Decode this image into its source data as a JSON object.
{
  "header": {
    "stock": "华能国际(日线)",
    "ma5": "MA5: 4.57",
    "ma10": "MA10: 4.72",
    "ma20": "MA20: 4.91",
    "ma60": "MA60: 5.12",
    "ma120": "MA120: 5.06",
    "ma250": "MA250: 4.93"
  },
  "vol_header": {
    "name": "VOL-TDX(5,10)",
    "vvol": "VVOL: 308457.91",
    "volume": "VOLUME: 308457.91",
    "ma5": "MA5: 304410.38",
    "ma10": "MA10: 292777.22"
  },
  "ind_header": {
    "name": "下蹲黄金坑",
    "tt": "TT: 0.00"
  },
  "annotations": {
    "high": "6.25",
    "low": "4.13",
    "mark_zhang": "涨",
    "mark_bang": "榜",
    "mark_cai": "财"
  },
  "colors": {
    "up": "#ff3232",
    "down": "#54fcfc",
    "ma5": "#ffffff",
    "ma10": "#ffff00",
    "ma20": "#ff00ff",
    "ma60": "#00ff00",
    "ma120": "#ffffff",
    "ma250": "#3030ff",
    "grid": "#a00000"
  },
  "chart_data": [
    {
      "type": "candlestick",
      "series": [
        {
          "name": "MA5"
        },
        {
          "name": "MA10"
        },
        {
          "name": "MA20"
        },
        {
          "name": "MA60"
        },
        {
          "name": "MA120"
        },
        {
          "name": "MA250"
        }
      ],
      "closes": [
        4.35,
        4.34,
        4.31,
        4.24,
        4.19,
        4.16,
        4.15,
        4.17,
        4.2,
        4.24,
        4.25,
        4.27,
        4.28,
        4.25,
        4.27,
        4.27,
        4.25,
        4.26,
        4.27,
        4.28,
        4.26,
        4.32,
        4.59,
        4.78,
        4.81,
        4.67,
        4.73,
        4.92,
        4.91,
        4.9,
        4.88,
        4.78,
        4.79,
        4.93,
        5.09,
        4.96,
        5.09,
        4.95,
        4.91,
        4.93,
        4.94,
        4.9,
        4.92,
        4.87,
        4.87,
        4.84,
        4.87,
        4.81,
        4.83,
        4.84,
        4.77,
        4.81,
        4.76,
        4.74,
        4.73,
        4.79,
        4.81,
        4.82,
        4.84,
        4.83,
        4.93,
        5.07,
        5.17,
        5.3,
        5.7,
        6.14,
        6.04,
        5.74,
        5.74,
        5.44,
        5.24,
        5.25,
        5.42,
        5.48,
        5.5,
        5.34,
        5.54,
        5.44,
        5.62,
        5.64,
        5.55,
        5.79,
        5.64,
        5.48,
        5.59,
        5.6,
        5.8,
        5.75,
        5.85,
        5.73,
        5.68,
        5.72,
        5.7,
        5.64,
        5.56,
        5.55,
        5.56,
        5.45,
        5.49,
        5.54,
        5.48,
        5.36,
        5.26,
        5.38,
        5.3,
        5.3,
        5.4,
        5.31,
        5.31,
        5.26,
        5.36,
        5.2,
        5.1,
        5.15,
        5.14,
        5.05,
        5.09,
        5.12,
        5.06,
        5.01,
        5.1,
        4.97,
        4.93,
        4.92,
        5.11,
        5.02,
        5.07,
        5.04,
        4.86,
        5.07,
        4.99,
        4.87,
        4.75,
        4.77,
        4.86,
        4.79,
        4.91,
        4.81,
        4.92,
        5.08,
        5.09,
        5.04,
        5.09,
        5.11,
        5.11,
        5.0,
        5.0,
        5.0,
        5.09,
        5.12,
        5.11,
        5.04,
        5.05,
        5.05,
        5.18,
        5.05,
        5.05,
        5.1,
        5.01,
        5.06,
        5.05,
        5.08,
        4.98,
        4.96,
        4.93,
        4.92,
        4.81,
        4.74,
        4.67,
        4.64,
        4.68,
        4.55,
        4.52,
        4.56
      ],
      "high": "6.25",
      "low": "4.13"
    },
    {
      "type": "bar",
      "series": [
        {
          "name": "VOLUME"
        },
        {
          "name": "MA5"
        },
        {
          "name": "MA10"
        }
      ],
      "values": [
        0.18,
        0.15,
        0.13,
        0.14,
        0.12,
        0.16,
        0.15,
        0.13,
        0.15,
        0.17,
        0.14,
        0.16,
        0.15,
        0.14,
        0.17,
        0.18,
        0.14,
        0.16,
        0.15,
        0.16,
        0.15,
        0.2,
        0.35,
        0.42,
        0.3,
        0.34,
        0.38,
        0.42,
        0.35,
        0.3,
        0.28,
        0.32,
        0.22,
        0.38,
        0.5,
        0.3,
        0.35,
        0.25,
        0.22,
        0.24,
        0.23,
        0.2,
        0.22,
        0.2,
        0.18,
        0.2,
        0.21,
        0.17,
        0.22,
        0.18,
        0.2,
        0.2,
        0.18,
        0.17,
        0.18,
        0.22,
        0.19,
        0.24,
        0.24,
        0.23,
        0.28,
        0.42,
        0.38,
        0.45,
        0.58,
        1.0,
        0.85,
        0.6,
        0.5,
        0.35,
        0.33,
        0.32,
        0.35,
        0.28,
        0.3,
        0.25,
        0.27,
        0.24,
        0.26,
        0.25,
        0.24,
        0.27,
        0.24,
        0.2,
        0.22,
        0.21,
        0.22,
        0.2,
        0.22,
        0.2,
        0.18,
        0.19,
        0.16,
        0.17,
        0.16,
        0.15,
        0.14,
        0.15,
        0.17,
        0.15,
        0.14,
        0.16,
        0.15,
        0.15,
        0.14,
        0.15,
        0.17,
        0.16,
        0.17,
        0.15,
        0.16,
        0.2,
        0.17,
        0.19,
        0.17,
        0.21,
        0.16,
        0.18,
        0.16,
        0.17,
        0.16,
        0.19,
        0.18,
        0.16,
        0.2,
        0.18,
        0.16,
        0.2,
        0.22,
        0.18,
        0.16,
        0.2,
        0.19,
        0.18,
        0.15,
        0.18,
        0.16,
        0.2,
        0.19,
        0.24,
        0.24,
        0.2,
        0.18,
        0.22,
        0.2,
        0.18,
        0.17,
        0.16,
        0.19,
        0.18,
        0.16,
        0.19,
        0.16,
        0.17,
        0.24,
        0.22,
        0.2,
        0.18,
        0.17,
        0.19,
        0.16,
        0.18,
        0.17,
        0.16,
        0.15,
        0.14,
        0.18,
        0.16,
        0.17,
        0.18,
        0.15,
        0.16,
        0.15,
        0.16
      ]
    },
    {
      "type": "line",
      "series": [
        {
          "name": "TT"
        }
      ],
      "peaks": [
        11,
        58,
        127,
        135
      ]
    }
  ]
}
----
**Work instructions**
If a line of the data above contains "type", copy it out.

**Exercise response**
      "type": "candlestick",
      "type": "bar",
      "type": "line",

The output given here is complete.